Epidemiology of GERD

Epidemiology of Gerd

It has been estimated that more than 15 million Americans suffer from heartburn once a day , and an additional 45 million experiencing heartburn at least once a month.

The prevalence of this acid reflux disease in the population varies depending on whether the analysis is based on symptoms (primarily heartburn) or signs (i.e., esophagitis) of disease. When based on symptoms, Gastroesophageal reflux disease is common in Western countries. For example, in a nationwide population-based study by the Gallup Organization in the United States, 44% of the population reported having heartburn at least once a month. In another study, by Locke and colleagues, who mailed out 2200 validated self-report questionnaires to a predominantly white population residing in Olmsted County, Minnesota. The prevalence of heartburn and acid regurgitation in the previous 12 months were noted to be 42% and 45% respectively. Frequent symptoms (at least weekly) were reported by 20% of respondents, with an equal gender distribution across all ages. The majority reported that heartburn was of moderate severity and had a duration of 5 years or more, and only 5.4% reported a physician visit for reflux complaints within the previous year. More variable prevalence rates for symptomatic acid reflux disease have been reported from Europe, ranging from 5% in Switzerland to 27% in Finland.
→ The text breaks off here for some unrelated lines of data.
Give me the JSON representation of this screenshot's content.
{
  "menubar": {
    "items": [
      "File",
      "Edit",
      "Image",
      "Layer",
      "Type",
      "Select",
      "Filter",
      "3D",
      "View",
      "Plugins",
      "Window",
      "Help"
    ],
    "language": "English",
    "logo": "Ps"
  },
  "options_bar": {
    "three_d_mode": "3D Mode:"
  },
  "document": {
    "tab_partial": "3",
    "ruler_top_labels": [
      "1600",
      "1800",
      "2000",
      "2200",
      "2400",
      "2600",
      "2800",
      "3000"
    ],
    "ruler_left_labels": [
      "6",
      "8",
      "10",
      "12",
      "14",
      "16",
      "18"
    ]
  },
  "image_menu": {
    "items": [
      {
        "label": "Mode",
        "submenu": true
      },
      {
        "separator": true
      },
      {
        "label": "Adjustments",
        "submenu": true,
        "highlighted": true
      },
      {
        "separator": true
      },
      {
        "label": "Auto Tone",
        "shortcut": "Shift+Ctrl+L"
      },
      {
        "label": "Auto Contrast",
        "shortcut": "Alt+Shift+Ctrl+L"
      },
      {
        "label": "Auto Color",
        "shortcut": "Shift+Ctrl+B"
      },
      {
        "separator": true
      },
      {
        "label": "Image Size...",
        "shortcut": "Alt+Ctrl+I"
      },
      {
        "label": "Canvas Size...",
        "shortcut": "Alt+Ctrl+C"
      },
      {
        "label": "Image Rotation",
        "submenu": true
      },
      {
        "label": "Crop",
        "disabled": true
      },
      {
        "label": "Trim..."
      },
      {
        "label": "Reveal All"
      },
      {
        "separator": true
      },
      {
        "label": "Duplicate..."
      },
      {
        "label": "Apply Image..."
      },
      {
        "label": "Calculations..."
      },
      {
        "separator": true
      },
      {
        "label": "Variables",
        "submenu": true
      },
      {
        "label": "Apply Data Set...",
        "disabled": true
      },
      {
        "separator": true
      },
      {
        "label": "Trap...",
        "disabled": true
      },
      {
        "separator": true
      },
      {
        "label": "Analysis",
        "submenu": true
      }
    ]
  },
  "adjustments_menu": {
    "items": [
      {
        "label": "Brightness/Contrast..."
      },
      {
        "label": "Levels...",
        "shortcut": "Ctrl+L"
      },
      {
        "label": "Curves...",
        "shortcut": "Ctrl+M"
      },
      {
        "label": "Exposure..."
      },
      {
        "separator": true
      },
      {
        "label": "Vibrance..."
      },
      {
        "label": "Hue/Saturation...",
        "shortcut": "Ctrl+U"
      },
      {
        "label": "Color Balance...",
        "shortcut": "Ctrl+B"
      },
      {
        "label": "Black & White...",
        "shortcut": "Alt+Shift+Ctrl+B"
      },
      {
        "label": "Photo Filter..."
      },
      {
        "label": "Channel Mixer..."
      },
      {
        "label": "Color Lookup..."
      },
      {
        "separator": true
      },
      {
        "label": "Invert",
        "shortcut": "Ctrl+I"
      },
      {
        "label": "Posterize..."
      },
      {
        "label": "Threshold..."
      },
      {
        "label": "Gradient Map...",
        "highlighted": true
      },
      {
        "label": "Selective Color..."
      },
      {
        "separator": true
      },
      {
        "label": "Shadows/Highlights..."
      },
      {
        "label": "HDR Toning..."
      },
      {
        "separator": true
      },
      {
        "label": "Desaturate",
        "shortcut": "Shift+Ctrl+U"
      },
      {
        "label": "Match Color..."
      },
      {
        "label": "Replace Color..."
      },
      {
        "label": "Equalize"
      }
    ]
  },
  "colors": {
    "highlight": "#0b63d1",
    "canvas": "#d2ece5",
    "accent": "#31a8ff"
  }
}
In contrast, the true prevalence of esophagitis is very diffcult to determine, because healthy individuals rarely undergo upper GI endoscopies. Research suggests that about 7% of people in the United States have erosive esophagitis, whereas European studies identify prevalence rates ranging from 2% to 10% . Analyses of the prevalence GERD in men and women, show that nearly equal proportions of men and women are affected, but there is a male predominance of esophagitis and Barrett’s esophagus.

Increasing age is an important factor in the prevalence of gerd complications, probably the result of cumulative acid injury to the esophagus over time. In contrast, the prevalence of acid reflux disease and its complications is relatively low among the populations of Africa and Asia.In Singapore, for example, a cross-sectional study reported prevalence rates for reflux symptoms of 7.5% in Indian people, 0.8% in Chinese people, and 3.0% in Malay people. Possible reasons for this lower prevalence include low dietary fat intake, lower body mass index, and lower maximal acid output related to infection with Helicobacter pylori.

The prevalence of Gastroesophageal reflux disease is increasing in Western countries. Researchers have shown opposing time trends in the prevalence of peptic ulcer disease and GERD in the United States: rates of peptic ulcer disease and gastric cancer fell between 1970 and 1995, whereas the prevalence of gastro-esophageal reflux disease and esophageal adenocarcinoma rose significantly.

It has been speculated that the decreasing prevalence of H. pylori may be playing a contributory role in the increasing prevalence of GERD. Research data suggests that H. pylori-induced gastritis involves both the antrum and body of the stomach, affecting the parietal cells and thus reducing acid secretion and elevating gastric pH. This may have a protective influence on the esophageal mucosa in patients susceptible to acid regurgitation. Long-term epidemiological studies are needed to address this question more appropriately.

Other important epidemiological observations about acid reflux disease are that it is more common in white populations than in African American or Native American populations, family clustering has been reported, and it is rarely the cause of death. Gastro-esophageal reflux disease, however, is associated with considerable morbidity and with complications such as esophageal ulcerations (5%), peptic stricture (4%–20%), and Barrett’s esophagus (8%–20%). Furthermore, GORD as a chronic disease significantly impairs quality of life. When compared with other chronic medical conditions, the impairment of quality of life resulting from acid reflux disease is similar to, or even greater than, that resulting from arthritis, myocardial infarction, heart failure, or hypertension.